Having a strong leadership is essential for an online community. The role the leadership has is in focusing the agenda and purpose of the community. Another role the leadership has is the maintanence and operation of the web site. They make sure the bills get paid, the software runs, it gets fixed when it crashes, the security is adequate for the community needs, and so forth.
Do you know what online community is? Can you recognize when you're really forming an online community? Let's go over a few examples so you can recognize it when the community is forming, in the hope that you will then be more easily able to manage the process.
In the 1990's when the Web was new, the marketeers noticed the stickiness effect. They wanted sticky visitors, because the longer a visitor stayed on the web site the more likely it was for them to click on an advertisement or take some other action to ring a cash register somewhere.
If you're going to operate a community web site, it carries some costs.
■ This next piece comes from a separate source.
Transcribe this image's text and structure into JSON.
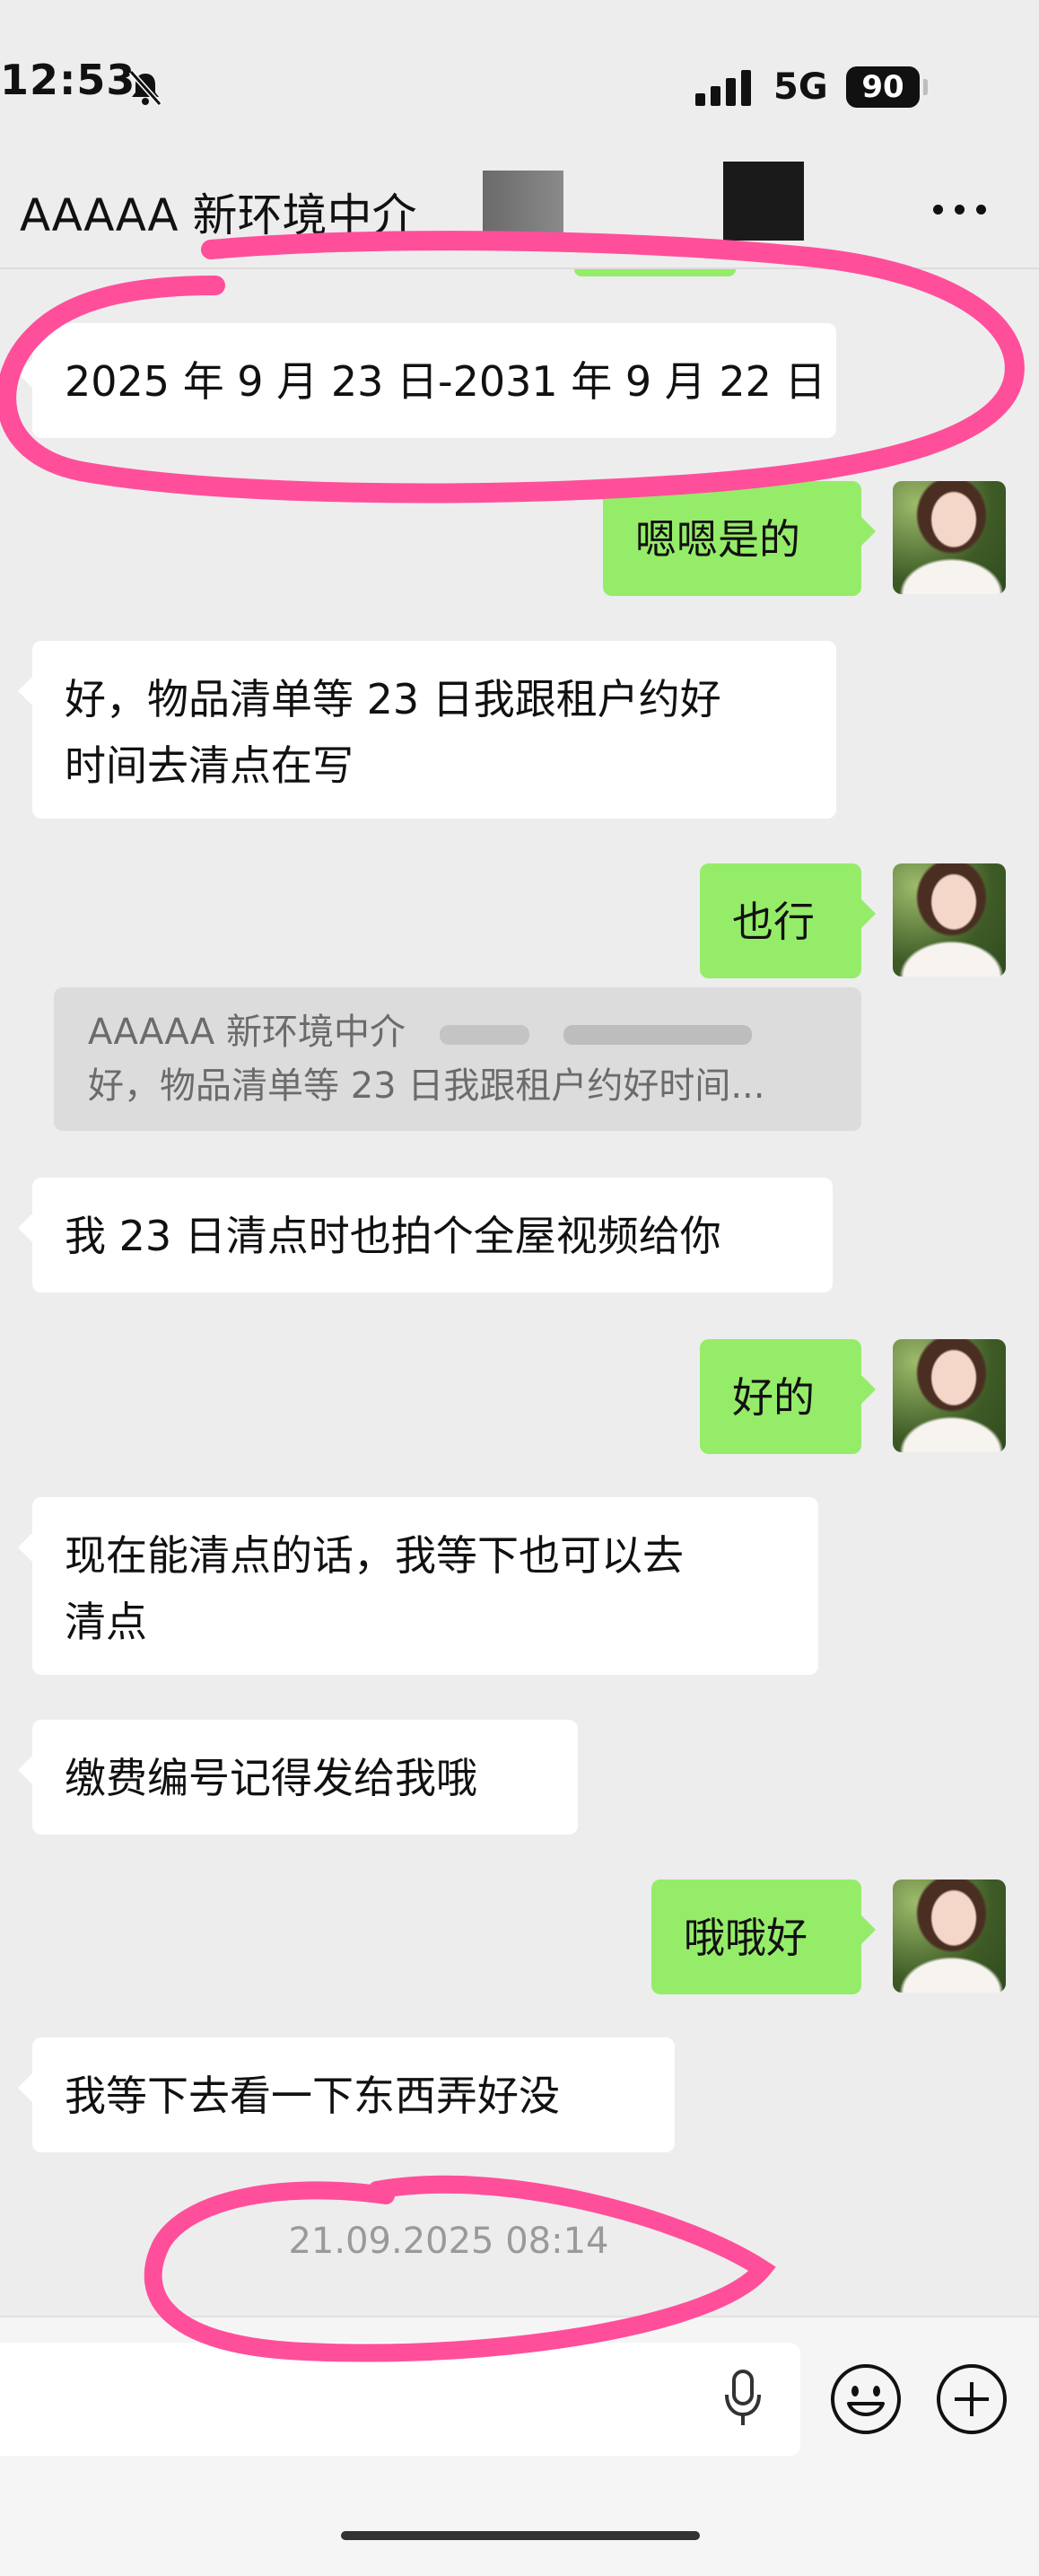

These include hosting fees, software purchase (maybe), any advertising you do, and your time to maintain the web site. To have some kind of surety the website will continue, it is best that you find a way to earn an income through the community web site.
It may not seem obvious, but the Internet's higher purpose is to create community. In this section we will explore what community means online, how to create community, how to foster community, and how to earn income through operating a community web site.
Mind Mapping is a specialized form of brainstorming which aims to capture relationships between ideas. Often a set of ideas do not form themselves into a list, but into a nest of relationships. While capturing ideas in brainstorming, you write them on the mind map as boxes with the name of the idea inside the box, and draw lines to other boxes related to the idea.
People tend to overly focus on THE purpose for something, when there can easily be a range of purposes. M. Scott Peck called this overdeterminism.
For everything there are multiple levels of purpose. You have physical purpose, emotional, mental (logic, reasoning), symbolic, and spiritual reasons for doing anything you do. Not all of this is necessarily visible to you. If you've studied any psychology you know about the vast subterranean reaches of the subconscious mind.
After you've spent awhile brainstorming and mind mapping, the ideas for your web site will begin to gel. The first stage to this is to get broad brush strokes, staying with broad categories of topics and articles. Don't get bogged down early with specific articles and diving into writing right away. There's plenty of time for that later, what's important right now is to get your ship headed in the general direction.
Maybe maybe you already have a clear idea on what you want. If so, let me be jealous of you for a moment. Speaking for the rest of us, who may be confused about these things, let this section give you a little guidance.
When beginning a project, it is good to begin at the beginning (so to speak). What is your purpose in developing a web site? It doesn't matter what your purpose is, so long as you clarify for yourself the purpose. The purpose helps you to focus your attention on the goals you have for your web site.
Before beginning to write anything, before setting finger to keyboard, before drawing any images, before thinking up a logo, before registering a domain name, and before anything else, ask yourself